One of the most pervasive male stereotypes in advertising is the strong, silent type. The most famous of these is the Marlboro Man, a dude alone on horseback with a pack of cigarettes and nothing around him but cattle and a wide-open prairie.
Tom Nakayama at the Center for Media Literacy says that this stereotype damages men because it presents a very limited form of masculinity. “In general, these concentrated views of manhood suggest the many ways in which advertising negatively affects men by narrowing the definition of what it means to be a man in American society,” Nakayama writes.
As times change the jobs and scenarios that the aloof, silent man finds himself may change, but the message is still the same.

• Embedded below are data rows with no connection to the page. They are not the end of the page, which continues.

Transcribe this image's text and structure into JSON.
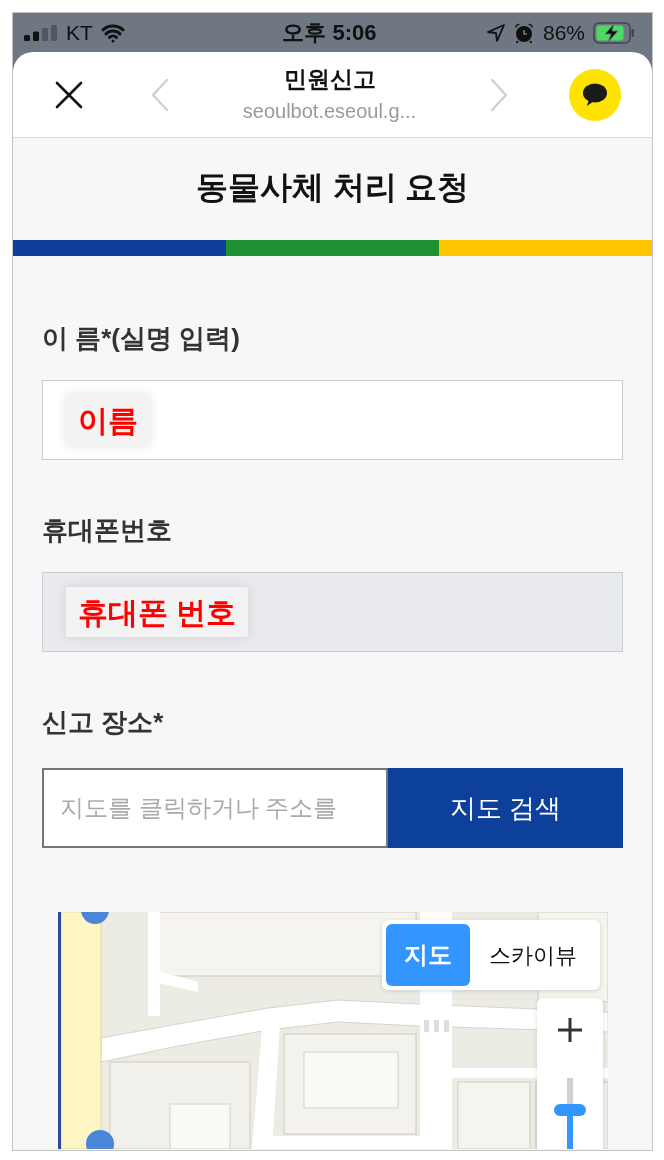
{
  "status_bar": {
    "carrier": "KT",
    "time": "오후 5:06",
    "battery": "86%"
  },
  "browser_header": {
    "title": "민원신고",
    "url": "seoulbot.eseoul.g...",
    "back": {
      "disabled": true
    },
    "forward": {
      "disabled": true
    }
  },
  "page": {
    "title": "동물사체 처리 요청"
  },
  "form": {
    "fields": [
      {
        "kind": "text",
        "label": "이 름*(실명 입력)",
        "value": "이름",
        "disabled": false
      },
      {
        "kind": "text",
        "label": "휴대폰번호",
        "value": "휴대폰 번호",
        "disabled": true
      },
      {
        "kind": "location",
        "label": "신고 장소*",
        "placeholder": "지도를 클릭하거나 주소를",
        "button": "지도 검색"
      }
    ]
  },
  "map": {
    "view_types": [
      {
        "label": "지도",
        "selected": true
      },
      {
        "label": "스카이뷰",
        "selected": false
      }
    ],
    "zoom": {
      "level": 0.55
    }
  }
}
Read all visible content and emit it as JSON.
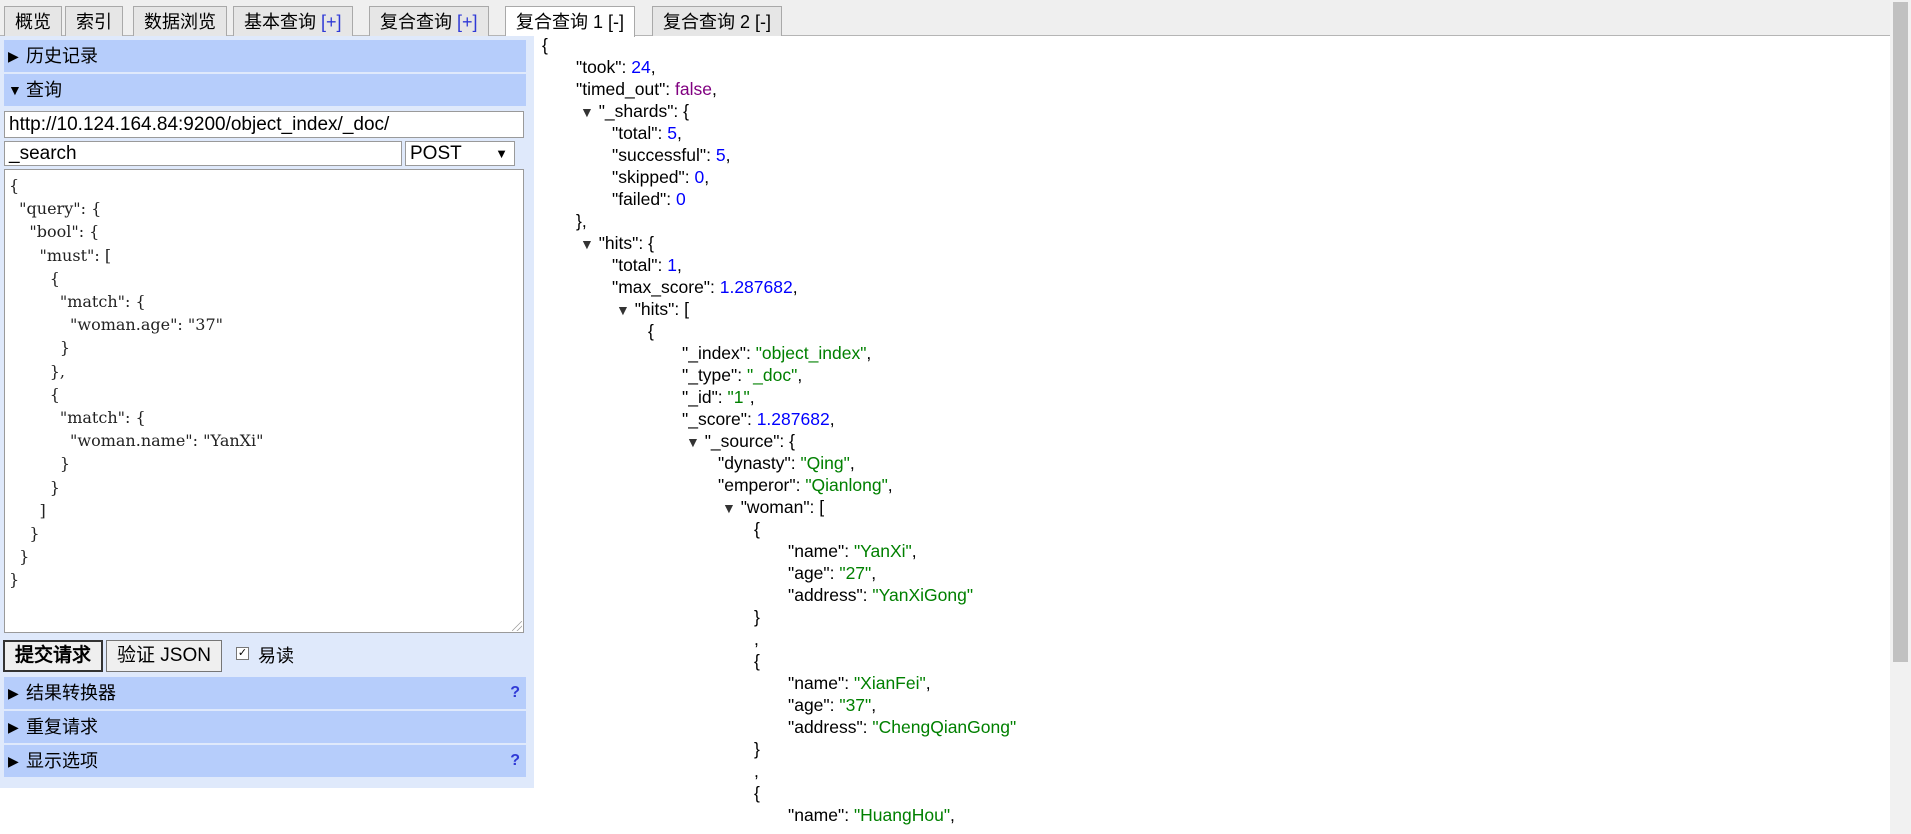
{
  "tabs": [
    {
      "label": "概览",
      "pm": ""
    },
    {
      "label": "索引",
      "pm": ""
    },
    {
      "label": "数据浏览",
      "pm": ""
    },
    {
      "label": "基本查询 ",
      "pm": "[+]"
    },
    {
      "label": "复合查询 ",
      "pm": "[+]"
    },
    {
      "label": "复合查询 1 [-]",
      "pm": ""
    },
    {
      "label": "复合查询 2 [-]",
      "pm": ""
    }
  ],
  "left": {
    "history_label": "历史记录",
    "query_label": "查询",
    "url_value": "http://10.124.164.84:9200/object_index/_doc/",
    "path_value": "_search",
    "method_value": "POST",
    "body_text": "{\n  \"query\": {\n    \"bool\": {\n      \"must\": [\n        {\n          \"match\": {\n            \"woman.age\": \"37\"\n          }\n        },\n        {\n          \"match\": {\n            \"woman.name\": \"YanXi\"\n          }\n        }\n      ]\n    }\n  }\n}",
    "submit_label": "提交请求",
    "validate_label": "验证 JSON",
    "readable_label": "易读",
    "transformer_label": "结果转换器",
    "repeat_label": "重复请求",
    "display_label": "显示选项",
    "help_symbol": "?"
  },
  "json": {
    "took": "24",
    "timed_out": "false",
    "shards_total": "5",
    "shards_successful": "5",
    "shards_skipped": "0",
    "shards_failed": "0",
    "hits_total": "1",
    "max_score": "1.287682",
    "hit_index": "\"object_index\"",
    "hit_type": "\"_doc\"",
    "hit_id": "\"1\"",
    "hit_score": "1.287682",
    "dynasty": "\"Qing\"",
    "emperor": "\"Qianlong\"",
    "w1_name": "\"YanXi\"",
    "w1_age": "\"27\"",
    "w1_address": "\"YanXiGong\"",
    "w2_name": "\"XianFei\"",
    "w2_age": "\"37\"",
    "w2_address": "\"ChengQianGong\"",
    "w3_name": "\"HuangHou\""
  }
}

This representative of the masculine ideal is little more than a romanticized meat suit of bottled aggression waiting to be unleashed.
Three years ago, videographer Connor Simmons had some fun with this stereotype by creating a video called, “How to Advertise to Men.” The mock commercial features a man photographed in black and white, walking alone near a mountain range and looking extremely bored.
The video’s producers note that this scenario can be used to sell just about any product.
“The product is irrelevant at this point, it could be aftershave or whisky or sunglasses or this watch. It really doesn’t matter. What matters is, the product looks cool,” the deep-voiced narrator says.
The ad hopes to mock these cliché advertisements out of existence because they’re not great for the male psyche and they’re predictable and boring. Spread this video far and wide and maybe, just maybe, advertisers will be forced to come up with a new idea.